“We’ve never missed a deadline. Period,” Amorosano Sr. says.

A notable project was the Brooklyn Battery Tunnel rehab completed in 2017. The 1.7-mile tunnel connects Brooklyn to Manhattan and consists of two 2-lane tubes running east and west. Breaking Solutions was hired to remove concrete in several areas of the project. The contractor’s 2-year portion included breaking about 3 miles of new trenches in the extremely hard concrete walls for fire line replacements, wall scaling for tile replacement, and the removal of curbing, bench walls, and other concrete. Project officials originally planned to use a mini-excavator to complete the trenches. Crews could complete about 8 to 10 feet per night with the method. Breaking Solutions had a better idea. The contractor used remote-controlled demolition machines to complete more than 200 feet per machine per night. Most nights consisted of six machines at once doing different phases for about 1,200 feet of concrete at a time. This dramatically accelerated the project schedule. In addition to the improved speed and productivity, Breaking Solutions was able to complete the work with a skeleton crew and minimal hand work.


The robots’ flexibility in constricted spaces resulted in a niche for the company: bank vaults. Amorosano Sr. says the vaults have become another specialty for them. The equipment’s compact size and stair-climbing abilities mean the contractor can sometimes drive the machine right in without dismantling parts of the building. Other times crews disassemble the machine to fit in the building and then reassemble the machine in the work area. Amorosano Sr. says the machines make quick work of the reinforced, 18- to 36-inch-thick walls. The buildings are typically occupied so the emission-free qualities of the electric-powered machines are another significant benefit. Similarly, the company has had success with interior rock excavation, drilling into then breaking through bedrock common in New York.

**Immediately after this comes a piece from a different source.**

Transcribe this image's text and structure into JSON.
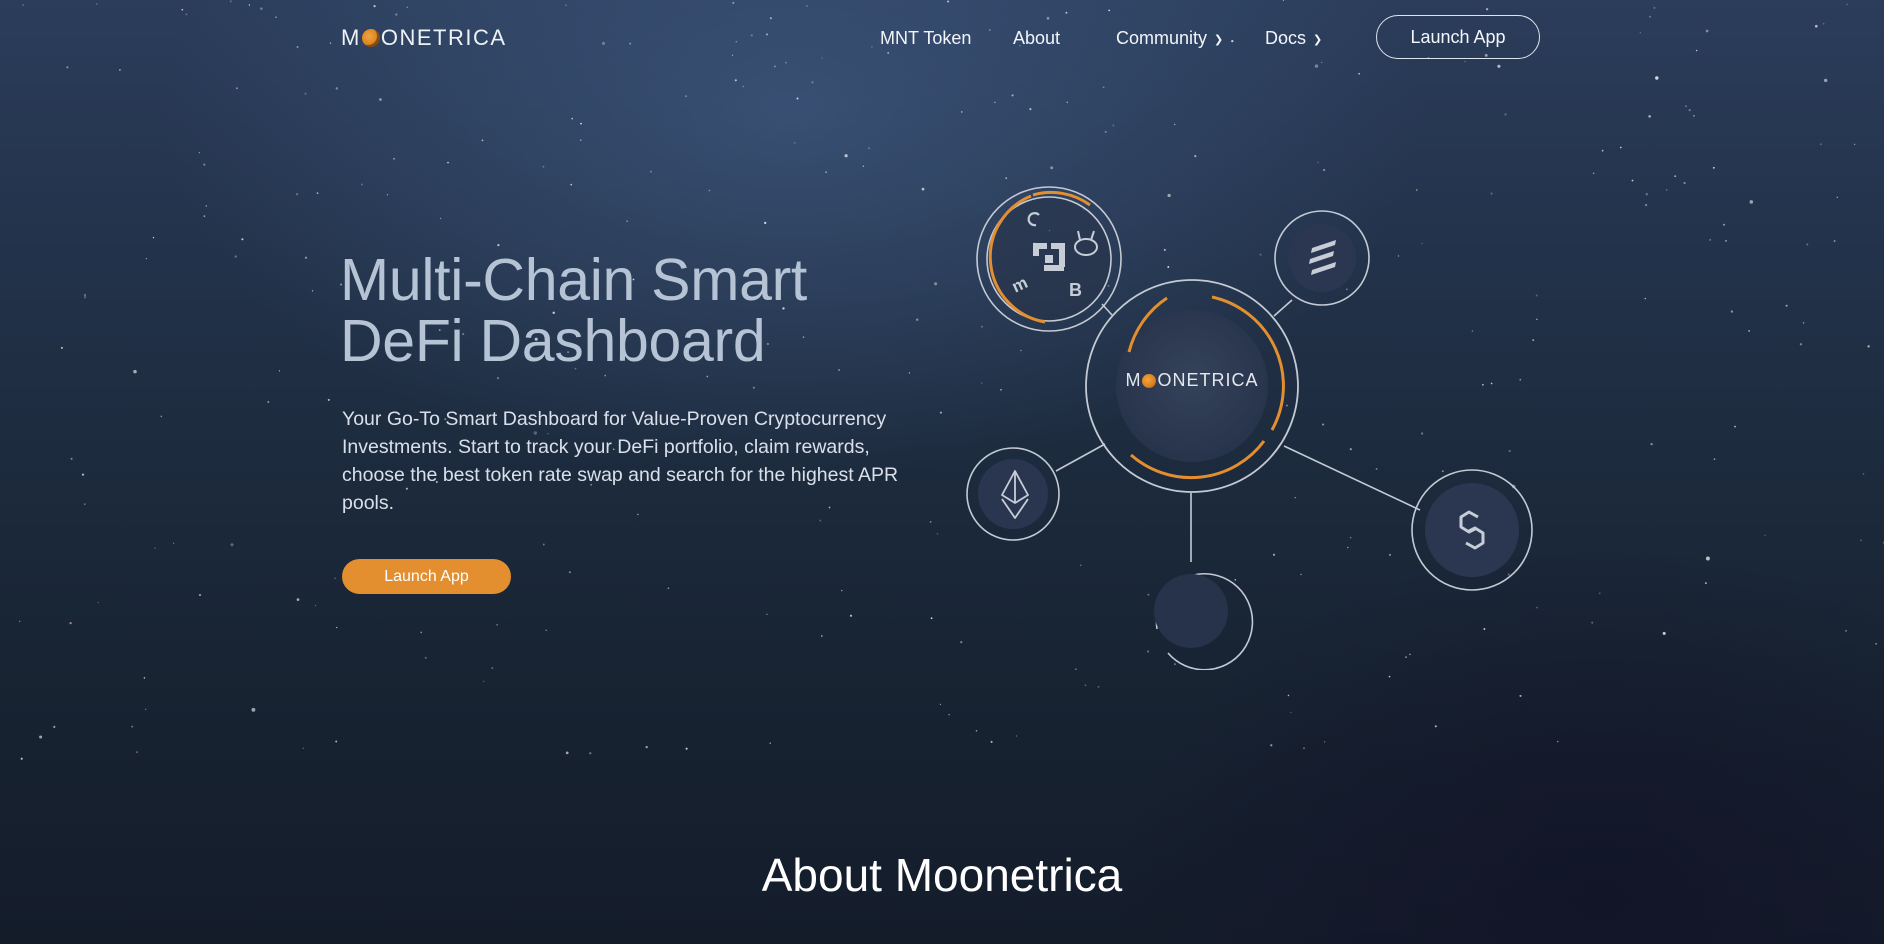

The robots’ light footprint, even load distribution and—with electric models—emission-free operation paved the way to other applications that would otherwise need to be done manually with hand tools. Breaking Solutions regularly works on rooftops or upper floors of buildings that would be unsafe to work on with larger, heavier equipment. In addition, Amorosano Sr. says as a result of the equipment’s light footprint, project owners sometimes allow the company to work on bridge decks. When faced with restrictions requiring that a 45-pound-maximum jackhammer be used to complete the work, Breaking Solutions conducts demonstrations to show how operators can use a demolition robot with a 500-pound hammer and do less damage than the lighter weight version.

“This works because you don’t need to have a guy pushing down on the jackhammer to use it,” Amorosano Sr. says. “The down pressure required for the tool to work makes it difficult to control and be precise, sometimes meaning rebar damage or damage to what’s supposed to be untouched concrete. With a robot and a skilled operator, we can use a light and precise touch to break through the bridge deck, basically just tickling the concrete.”


Amorosano Sr. began renting out equipment with experienced operators, which is now a significant portion of their business. Because of their expertise in the field, they are able to provide recommendations to clients for the most optimal machine and efficient solution for their project. 

“A small portion of our customers’ business is 100 percent of our business,” Amorosano Sr. says. “So, us sending an operator with the machine allows our customers to relax and leave the breaking to Breaking Solutions.”

By constantly servicing their own machines in a state-of-the-art facility, the company also offers maintenance and repairs for Brokk machines not owned by the business.


Though competition in the Big Apple is fierce, the contractor’s ability to use the high-tech machinery in tight quarters and pass along significant savings to its clients has enabled the company to expand.

For more information

For more information about Breaking Solutions, visit For more information about Brokk’s remote-controlled demolition machines and attachments, visit

Modern Contractor Solutions, July 2019
Did you enjoy this article?
Subscribe to the FREE Digital Edition of Modern Contractor Solutions magazine.